*** Opening Data for analysis ***

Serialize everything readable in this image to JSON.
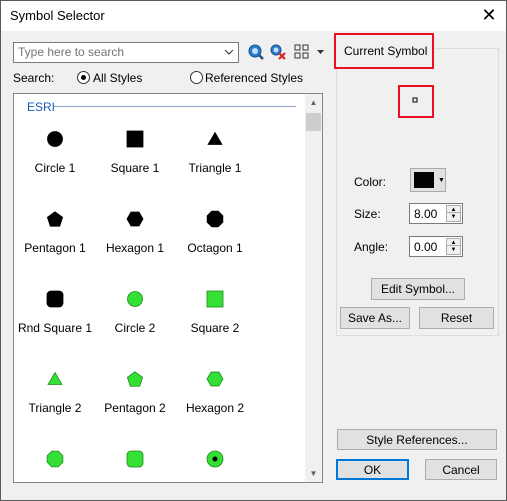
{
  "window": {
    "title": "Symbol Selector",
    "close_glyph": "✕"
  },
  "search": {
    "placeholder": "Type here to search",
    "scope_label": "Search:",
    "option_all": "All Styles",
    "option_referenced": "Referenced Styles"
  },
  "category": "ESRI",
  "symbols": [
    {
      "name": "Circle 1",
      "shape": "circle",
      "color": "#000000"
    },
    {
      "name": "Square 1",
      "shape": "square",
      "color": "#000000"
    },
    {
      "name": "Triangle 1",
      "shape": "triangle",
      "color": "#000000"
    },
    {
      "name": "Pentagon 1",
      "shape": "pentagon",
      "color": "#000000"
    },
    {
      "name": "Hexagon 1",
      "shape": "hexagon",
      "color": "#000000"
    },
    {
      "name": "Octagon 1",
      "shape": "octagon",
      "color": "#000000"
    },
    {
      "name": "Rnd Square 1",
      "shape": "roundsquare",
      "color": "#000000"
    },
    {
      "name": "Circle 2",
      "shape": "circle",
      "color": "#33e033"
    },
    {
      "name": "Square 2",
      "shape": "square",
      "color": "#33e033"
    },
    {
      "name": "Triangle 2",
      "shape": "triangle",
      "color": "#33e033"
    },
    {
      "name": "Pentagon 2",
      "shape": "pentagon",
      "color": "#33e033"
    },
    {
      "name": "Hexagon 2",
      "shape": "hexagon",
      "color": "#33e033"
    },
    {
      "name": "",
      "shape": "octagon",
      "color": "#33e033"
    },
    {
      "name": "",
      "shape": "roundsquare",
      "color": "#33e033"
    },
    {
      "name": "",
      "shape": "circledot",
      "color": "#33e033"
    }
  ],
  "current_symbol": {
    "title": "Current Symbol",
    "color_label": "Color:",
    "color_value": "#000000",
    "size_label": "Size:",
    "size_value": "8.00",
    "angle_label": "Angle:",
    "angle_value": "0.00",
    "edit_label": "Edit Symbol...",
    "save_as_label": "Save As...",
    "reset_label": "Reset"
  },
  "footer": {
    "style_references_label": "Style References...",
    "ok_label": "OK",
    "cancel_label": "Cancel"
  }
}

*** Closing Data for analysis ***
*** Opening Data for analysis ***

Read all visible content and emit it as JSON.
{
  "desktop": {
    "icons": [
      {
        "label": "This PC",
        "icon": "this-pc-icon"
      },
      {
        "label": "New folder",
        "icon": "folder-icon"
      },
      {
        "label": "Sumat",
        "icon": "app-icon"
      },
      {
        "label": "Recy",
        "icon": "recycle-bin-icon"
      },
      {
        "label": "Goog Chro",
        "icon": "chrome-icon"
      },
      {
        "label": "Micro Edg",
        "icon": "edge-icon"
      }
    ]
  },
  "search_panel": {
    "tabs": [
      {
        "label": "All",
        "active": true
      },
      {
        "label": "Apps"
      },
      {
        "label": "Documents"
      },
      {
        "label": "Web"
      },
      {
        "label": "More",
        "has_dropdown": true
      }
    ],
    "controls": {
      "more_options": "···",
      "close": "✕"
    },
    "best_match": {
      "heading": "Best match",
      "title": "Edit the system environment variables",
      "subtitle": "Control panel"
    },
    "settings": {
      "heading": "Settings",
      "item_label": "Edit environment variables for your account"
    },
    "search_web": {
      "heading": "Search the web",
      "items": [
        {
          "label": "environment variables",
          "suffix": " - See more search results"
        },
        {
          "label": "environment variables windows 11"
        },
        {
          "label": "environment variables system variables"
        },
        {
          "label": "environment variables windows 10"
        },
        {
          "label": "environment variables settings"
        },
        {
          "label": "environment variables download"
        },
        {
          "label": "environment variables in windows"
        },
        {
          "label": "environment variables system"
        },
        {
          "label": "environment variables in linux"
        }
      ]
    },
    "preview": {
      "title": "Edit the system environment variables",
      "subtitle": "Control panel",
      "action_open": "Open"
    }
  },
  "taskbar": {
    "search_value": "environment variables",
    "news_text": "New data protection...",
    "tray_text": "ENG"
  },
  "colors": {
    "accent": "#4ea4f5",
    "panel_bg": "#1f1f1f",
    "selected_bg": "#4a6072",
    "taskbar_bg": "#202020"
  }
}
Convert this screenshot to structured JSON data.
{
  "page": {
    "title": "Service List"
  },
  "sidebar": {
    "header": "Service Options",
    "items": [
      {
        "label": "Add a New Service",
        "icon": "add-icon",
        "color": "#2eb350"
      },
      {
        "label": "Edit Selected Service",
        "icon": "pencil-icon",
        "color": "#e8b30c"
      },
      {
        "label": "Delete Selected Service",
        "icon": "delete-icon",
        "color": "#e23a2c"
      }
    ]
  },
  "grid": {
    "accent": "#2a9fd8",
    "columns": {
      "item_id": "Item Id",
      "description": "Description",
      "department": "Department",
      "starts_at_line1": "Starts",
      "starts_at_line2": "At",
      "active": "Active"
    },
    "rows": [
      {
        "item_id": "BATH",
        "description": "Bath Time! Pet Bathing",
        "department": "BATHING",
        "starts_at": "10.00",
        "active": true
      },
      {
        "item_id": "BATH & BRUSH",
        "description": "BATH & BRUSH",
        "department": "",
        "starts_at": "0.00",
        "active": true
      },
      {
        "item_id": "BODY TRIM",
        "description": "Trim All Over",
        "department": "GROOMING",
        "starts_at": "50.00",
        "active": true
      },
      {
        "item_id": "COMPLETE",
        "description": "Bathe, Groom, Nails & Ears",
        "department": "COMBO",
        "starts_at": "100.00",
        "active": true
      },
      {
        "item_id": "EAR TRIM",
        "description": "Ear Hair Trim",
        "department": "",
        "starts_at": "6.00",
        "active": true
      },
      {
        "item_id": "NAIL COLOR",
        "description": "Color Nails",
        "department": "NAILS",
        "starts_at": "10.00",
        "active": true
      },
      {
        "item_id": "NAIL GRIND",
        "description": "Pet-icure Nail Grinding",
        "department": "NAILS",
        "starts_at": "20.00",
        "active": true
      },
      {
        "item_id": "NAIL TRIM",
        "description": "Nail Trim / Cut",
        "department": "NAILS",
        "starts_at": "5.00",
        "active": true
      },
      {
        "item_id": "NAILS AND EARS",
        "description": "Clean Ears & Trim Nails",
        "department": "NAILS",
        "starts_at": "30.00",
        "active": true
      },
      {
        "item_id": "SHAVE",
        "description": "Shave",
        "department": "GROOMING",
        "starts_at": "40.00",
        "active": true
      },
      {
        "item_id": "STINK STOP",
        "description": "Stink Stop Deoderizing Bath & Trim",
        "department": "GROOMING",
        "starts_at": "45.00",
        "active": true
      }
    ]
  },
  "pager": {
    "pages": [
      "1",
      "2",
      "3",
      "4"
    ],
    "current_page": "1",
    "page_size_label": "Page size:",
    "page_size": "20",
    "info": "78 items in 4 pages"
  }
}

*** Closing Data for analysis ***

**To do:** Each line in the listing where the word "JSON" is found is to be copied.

**Answer area:**
Serialize everything readable in this image to JSON.
Read all visible content and emit it as JSON.
Convert this screenshot to structured JSON data.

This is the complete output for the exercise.